Any comic could mine a topic like “boxers versus briefs” for some easy, observational material. For Louis C.K., “boxers versus briefs” is a confession. It’s a chance for him to merrily reveal how his crotch “looks like a pig’s ass when I’m naked.” Which is not the worst of C.K.’s confessions from his brutally funny new special, Chewed Up, which is out on DVD and CD tomorrow.
Here’s a sample from that routine, “My Horrible Body.”
The Newton native does not ease into uncomfortable subjects. The minute he hits the stage of the Berklee Performance Center, C.K. starts into a favorite topic of one of his idols, George Carlin, taking on three specific terms in “Offensive Words.” Here’s a clip from the bit, in which C.K. explains his hatred for “The ‘N’ Word.”
There is an undeniable logic to even the most potentially offensive of C.K.’s thoughts that short circuits the immediate shock and leaves you saying, “Huh, that makes sense.” He looks at everything with a sort of dark wonderment, whether it’s the beautiful nonsense that his kids (and all kids) constantly spout (“A Three-Year-Old’s Secret”), his diet (“My Horrible Body”), or race (“I Enjoy Being White”).
When he goes to his doctor for a sore ankle, the 40-year-old C.K. is told there is no remedy, just painful stretching he’ll have to do from now on – “That’s just a new thing you do until you and your shitty ankle both die.” He sums up the history of race relations in a tidy hypothetical – as a white person, he could get into a time machine and go anywhere and know it would be all right.
As he notes in the bonus interview on the DVD, C.K. took a minimalist approach to the setting and lights, which has the effect of focusing attention on his comedy. (If that seems strangely obvious to you, compare Chewed Up to Bill Maher’s last special, The Decider, which was broadcast live and taped in the same venue. That was meant to seem more like an event, an approach C.K. purposefully eschewed).
Chewed Up is stand-up comedy stripped down to its bare essentials, something we can expect to see from Louis C.K. about once a year. C.K. (and also notably, Bill Burr) has committed to leaving his old material behind after every special and starting work on the new one immediately following, in the tradition of George Carlin (to whom this special is dedicated). The more C.K., the better.
BONUS: The DVD is of special interest to Boston comedy nerds.

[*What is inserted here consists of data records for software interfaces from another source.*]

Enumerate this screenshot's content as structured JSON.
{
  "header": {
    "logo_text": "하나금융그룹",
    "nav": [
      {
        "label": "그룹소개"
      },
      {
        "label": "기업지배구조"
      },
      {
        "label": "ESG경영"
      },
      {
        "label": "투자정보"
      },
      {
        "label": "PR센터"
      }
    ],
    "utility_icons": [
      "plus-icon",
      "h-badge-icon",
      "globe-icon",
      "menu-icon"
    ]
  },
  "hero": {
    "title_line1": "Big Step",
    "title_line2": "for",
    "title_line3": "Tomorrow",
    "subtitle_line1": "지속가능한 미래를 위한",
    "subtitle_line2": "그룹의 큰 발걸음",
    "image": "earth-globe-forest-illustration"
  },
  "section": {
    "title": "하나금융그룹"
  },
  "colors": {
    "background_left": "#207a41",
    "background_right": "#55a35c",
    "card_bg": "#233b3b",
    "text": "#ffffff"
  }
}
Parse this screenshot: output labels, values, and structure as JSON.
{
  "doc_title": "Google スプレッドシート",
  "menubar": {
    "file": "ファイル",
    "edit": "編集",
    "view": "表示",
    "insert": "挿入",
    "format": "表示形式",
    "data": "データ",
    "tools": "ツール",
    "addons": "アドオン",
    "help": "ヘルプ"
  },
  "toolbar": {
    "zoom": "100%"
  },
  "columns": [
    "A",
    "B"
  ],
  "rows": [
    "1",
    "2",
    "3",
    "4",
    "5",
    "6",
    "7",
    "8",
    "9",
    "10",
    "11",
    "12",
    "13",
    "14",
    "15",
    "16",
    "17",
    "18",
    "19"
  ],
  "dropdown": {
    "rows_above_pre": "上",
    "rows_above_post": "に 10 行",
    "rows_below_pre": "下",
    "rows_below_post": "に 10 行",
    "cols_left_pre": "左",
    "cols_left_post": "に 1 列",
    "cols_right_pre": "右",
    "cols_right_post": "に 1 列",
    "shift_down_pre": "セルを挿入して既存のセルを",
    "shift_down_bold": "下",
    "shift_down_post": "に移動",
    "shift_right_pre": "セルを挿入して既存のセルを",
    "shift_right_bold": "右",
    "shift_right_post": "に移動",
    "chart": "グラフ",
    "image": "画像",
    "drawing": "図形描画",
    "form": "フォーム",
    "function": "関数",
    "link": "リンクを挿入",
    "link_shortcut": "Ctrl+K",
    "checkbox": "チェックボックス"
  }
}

Besides the aforementioned facts that C.K. is from Newton and the special was taped at Berklee, C.K. speaks at length in the bonus interview about his time here, remembering Chance Langton’s open mic at Stitches, seeking inspiration from WBCN’s Friday Funnies, and playing Off the Wall Cinema.